- WHAT IS EXPECTED: Beginning with the first entry, restate the data word for word and leave out the images.

- DATA EXCERPTS:
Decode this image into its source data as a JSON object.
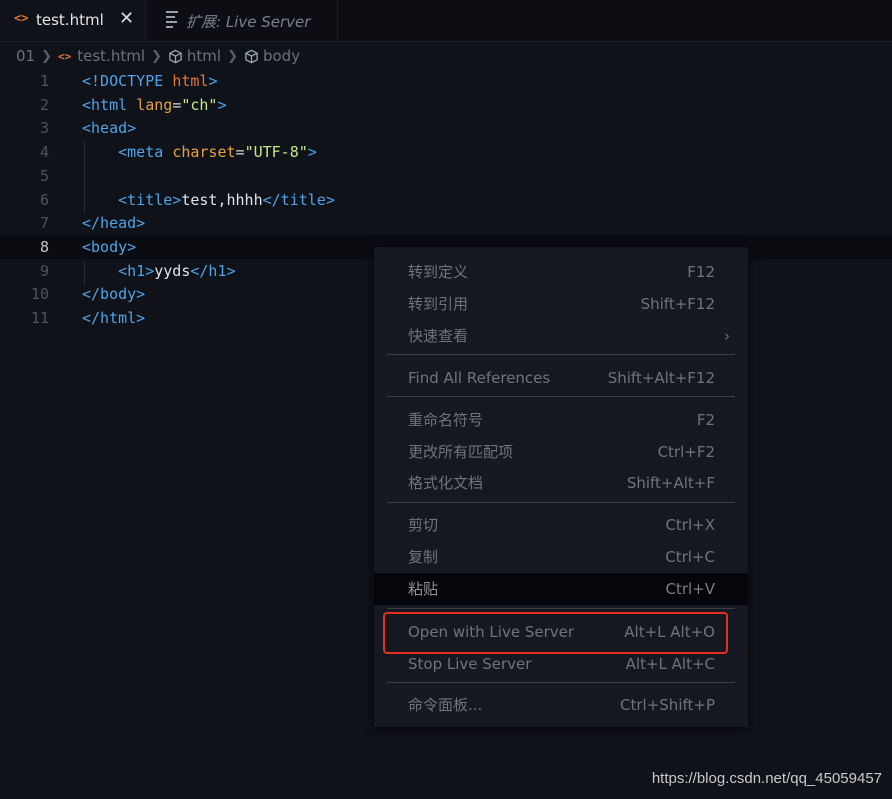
{
  "tabs": [
    {
      "icon": "html-brackets-icon",
      "glyph": "<>",
      "label": "test.html",
      "close": "✕"
    },
    {
      "icon": "preview-lines-icon",
      "label": "扩展: Live Server"
    }
  ],
  "breadcrumb": {
    "prefix": "01",
    "file": "test.html",
    "items": [
      "html",
      "body"
    ],
    "glyph": "<>"
  },
  "editor": {
    "line_numbers": [
      "1",
      "2",
      "3",
      "4",
      "5",
      "6",
      "7",
      "8",
      "9",
      "10",
      "11"
    ],
    "current_line": "8",
    "lines": [
      [
        [
          "t",
          "<!DOCTYPE "
        ],
        [
          "c",
          "html"
        ],
        [
          "t",
          ">"
        ]
      ],
      [
        [
          "t",
          "<html "
        ],
        [
          "a",
          "lang"
        ],
        [
          "p",
          "="
        ],
        [
          "s",
          "\"ch\""
        ],
        [
          "t",
          ">"
        ]
      ],
      [
        [
          "t",
          "<head>"
        ]
      ],
      [
        [
          "p",
          "    "
        ],
        [
          "t",
          "<meta "
        ],
        [
          "a",
          "charset"
        ],
        [
          "p",
          "="
        ],
        [
          "s",
          "\"UTF-8\""
        ],
        [
          "t",
          ">"
        ]
      ],
      [],
      [
        [
          "p",
          "    "
        ],
        [
          "t",
          "<title>"
        ],
        [
          "tx",
          "test,hhhh"
        ],
        [
          "t",
          "</title>"
        ]
      ],
      [
        [
          "t",
          "</head>"
        ]
      ],
      [
        [
          "t",
          "<body>"
        ]
      ],
      [
        [
          "p",
          "    "
        ],
        [
          "t",
          "<h1>"
        ],
        [
          "tx",
          "yyds"
        ],
        [
          "t",
          "</h1>"
        ]
      ],
      [
        [
          "t",
          "</body>"
        ]
      ],
      [
        [
          "t",
          "</html>"
        ]
      ]
    ]
  },
  "context_menu": {
    "items": [
      {
        "label": "转到定义",
        "shortcut": "F12"
      },
      {
        "label": "转到引用",
        "shortcut": "Shift+F12"
      },
      {
        "label": "快速查看",
        "shortcut": "›"
      },
      {
        "label": "Find All References",
        "shortcut": "Shift+Alt+F12"
      },
      {
        "label": "重命名符号",
        "shortcut": "F2"
      },
      {
        "label": "更改所有匹配项",
        "shortcut": "Ctrl+F2"
      },
      {
        "label": "格式化文档",
        "shortcut": "Shift+Alt+F"
      },
      {
        "label": "剪切",
        "shortcut": "Ctrl+X"
      },
      {
        "label": "复制",
        "shortcut": "Ctrl+C"
      },
      {
        "label": "粘贴",
        "shortcut": "Ctrl+V"
      },
      {
        "label": "Open with Live Server",
        "shortcut": "Alt+L Alt+O"
      },
      {
        "label": "Stop Live Server",
        "shortcut": "Alt+L Alt+C"
      },
      {
        "label": "命令面板...",
        "shortcut": "Ctrl+Shift+P"
      }
    ],
    "highlighted": "粘贴"
  },
  "watermark": "https://blog.csdn.net/qq_45059457",
  "colors": {
    "background": "#10121a",
    "tag": "#4fa3e6",
    "attribute": "#e3a142",
    "string": "#c3e88d",
    "html_icon": "#e37933",
    "annotation_box": "#e5301f"
  }
}
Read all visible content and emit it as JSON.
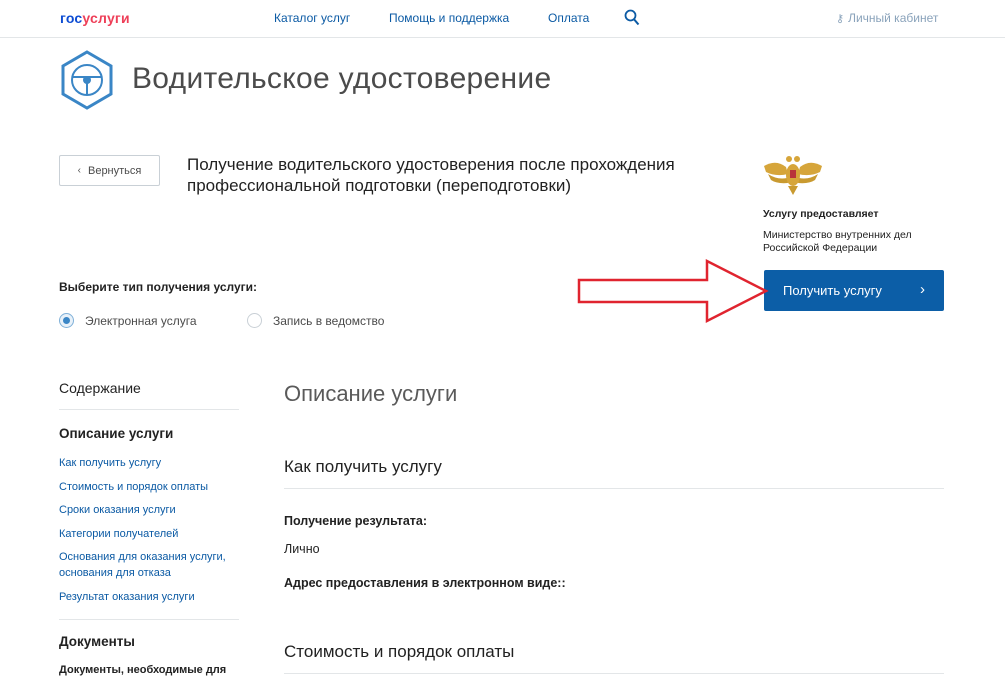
{
  "header": {
    "logo_part1": "гос",
    "logo_part2": "услуги",
    "nav": [
      "Каталог услуг",
      "Помощь и поддержка",
      "Оплата"
    ],
    "cabinet": "Личный кабинет"
  },
  "page": {
    "title": "Водительское удостоверение",
    "back_label": "Вернуться",
    "service_name": "Получение водительского удостоверения после прохождения профессиональной подготовки (переподготовки)"
  },
  "provider": {
    "heading": "Услугу предоставляет",
    "name": "Министерство внутренних дел Российской Федерации",
    "button_label": "Получить услугу"
  },
  "service_type": {
    "label": "Выберите тип получения услуги:",
    "options": [
      {
        "label": "Электронная услуга",
        "selected": true
      },
      {
        "label": "Запись в ведомство",
        "selected": false
      }
    ]
  },
  "sidebar": {
    "heading": "Содержание",
    "section1": "Описание услуги",
    "links": [
      "Как получить услугу",
      "Стоимость и порядок оплаты",
      "Сроки оказания услуги",
      "Категории получателей",
      "Основания для оказания услуги, основания для отказа",
      "Результат оказания услуги"
    ],
    "section2": "Документы",
    "section2_sub": "Документы, необходимые для"
  },
  "main": {
    "heading": "Описание услуги",
    "subheading1": "Как получить услугу",
    "result_label": "Получение результата:",
    "result_value": "Лично",
    "address_label": "Адрес предоставления в электронном виде::",
    "subheading2": "Стоимость и порядок оплаты"
  },
  "colors": {
    "accent": "#0c5ea7",
    "link": "#0b5aa4",
    "annotation_arrow": "#e0242f"
  },
  "icons": [
    "search-icon",
    "key-icon",
    "steering-wheel-icon",
    "chevron-left-icon",
    "chevron-right-icon",
    "emblem-icon",
    "arrow-annotation"
  ]
}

- WRITTEN RESPONSE:
Decode this image into its source data as a JSON object.
{
  "tabs": [
    {
      "icon": "html-brackets-icon",
      "glyph": "<>",
      "label": "test.html",
      "close": "✕"
    },
    {
      "icon": "preview-lines-icon",
      "label": "扩展: Live Server"
    }
  ],
  "breadcrumb": {
    "prefix": "01",
    "file": "test.html",
    "items": [
      "html",
      "body"
    ],
    "glyph": "<>"
  },
  "editor": {
    "line_numbers": [
      "1",
      "2",
      "3",
      "4",
      "5",
      "6",
      "7",
      "8",
      "9",
      "10",
      "11"
    ],
    "current_line": "8",
    "lines": [
      [
        [
          "t",
          "<!DOCTYPE "
        ],
        [
          "c",
          "html"
        ],
        [
          "t",
          ">"
        ]
      ],
      [
        [
          "t",
          "<html "
        ],
        [
          "a",
          "lang"
        ],
        [
          "p",
          "="
        ],
        [
          "s",
          "\"ch\""
        ],
        [
          "t",
          ">"
        ]
      ],
      [
        [
          "t",
          "<head>"
        ]
      ],
      [
        [
          "p",
          "    "
        ],
        [
          "t",
          "<meta "
        ],
        [
          "a",
          "charset"
        ],
        [
          "p",
          "="
        ],
        [
          "s",
          "\"UTF-8\""
        ],
        [
          "t",
          ">"
        ]
      ],
      [],
      [
        [
          "p",
          "    "
        ],
        [
          "t",
          "<title>"
        ],
        [
          "tx",
          "test,hhhh"
        ],
        [
          "t",
          "</title>"
        ]
      ],
      [
        [
          "t",
          "</head>"
        ]
      ],
      [
        [
          "t",
          "<body>"
        ]
      ],
      [
        [
          "p",
          "    "
        ],
        [
          "t",
          "<h1>"
        ],
        [
          "tx",
          "yyds"
        ],
        [
          "t",
          "</h1>"
        ]
      ],
      [
        [
          "t",
          "</body>"
        ]
      ],
      [
        [
          "t",
          "</html>"
        ]
      ]
    ]
  },
  "context_menu": {
    "items": [
      {
        "label": "转到定义",
        "shortcut": "F12"
      },
      {
        "label": "转到引用",
        "shortcut": "Shift+F12"
      },
      {
        "label": "快速查看",
        "shortcut": "›"
      },
      {
        "label": "Find All References",
        "shortcut": "Shift+Alt+F12"
      },
      {
        "label": "重命名符号",
        "shortcut": "F2"
      },
      {
        "label": "更改所有匹配项",
        "shortcut": "Ctrl+F2"
      },
      {
        "label": "格式化文档",
        "shortcut": "Shift+Alt+F"
      },
      {
        "label": "剪切",
        "shortcut": "Ctrl+X"
      },
      {
        "label": "复制",
        "shortcut": "Ctrl+C"
      },
      {
        "label": "粘贴",
        "shortcut": "Ctrl+V"
      },
      {
        "label": "Open with Live Server",
        "shortcut": "Alt+L Alt+O"
      },
      {
        "label": "Stop Live Server",
        "shortcut": "Alt+L Alt+C"
      },
      {
        "label": "命令面板...",
        "shortcut": "Ctrl+Shift+P"
      }
    ],
    "highlighted": "粘贴"
  },
  "watermark": "https://blog.csdn.net/qq_45059457",
  "colors": {
    "background": "#10121a",
    "tag": "#4fa3e6",
    "attribute": "#e3a142",
    "string": "#c3e88d",
    "html_icon": "#e37933",
    "annotation_box": "#e5301f"
  }
}
Read all visible content and emit it as JSON.
{
  "header": {
    "logo_part1": "гос",
    "logo_part2": "услуги",
    "nav": [
      "Каталог услуг",
      "Помощь и поддержка",
      "Оплата"
    ],
    "cabinet": "Личный кабинет"
  },
  "page": {
    "title": "Водительское удостоверение",
    "back_label": "Вернуться",
    "service_name": "Получение водительского удостоверения после прохождения профессиональной подготовки (переподготовки)"
  },
  "provider": {
    "heading": "Услугу предоставляет",
    "name": "Министерство внутренних дел Российской Федерации",
    "button_label": "Получить услугу"
  },
  "service_type": {
    "label": "Выберите тип получения услуги:",
    "options": [
      {
        "label": "Электронная услуга",
        "selected": true
      },
      {
        "label": "Запись в ведомство",
        "selected": false
      }
    ]
  },
  "sidebar": {
    "heading": "Содержание",
    "section1": "Описание услуги",
    "links": [
      "Как получить услугу",
      "Стоимость и порядок оплаты",
      "Сроки оказания услуги",
      "Категории получателей",
      "Основания для оказания услуги, основания для отказа",
      "Результат оказания услуги"
    ],
    "section2": "Документы",
    "section2_sub": "Документы, необходимые для"
  },
  "main": {
    "heading": "Описание услуги",
    "subheading1": "Как получить услугу",
    "result_label": "Получение результата:",
    "result_value": "Лично",
    "address_label": "Адрес предоставления в электронном виде::",
    "subheading2": "Стоимость и порядок оплаты"
  },
  "colors": {
    "accent": "#0c5ea7",
    "link": "#0b5aa4",
    "annotation_arrow": "#e0242f"
  },
  "icons": [
    "search-icon",
    "key-icon",
    "steering-wheel-icon",
    "chevron-left-icon",
    "chevron-right-icon",
    "emblem-icon",
    "arrow-annotation"
  ]
}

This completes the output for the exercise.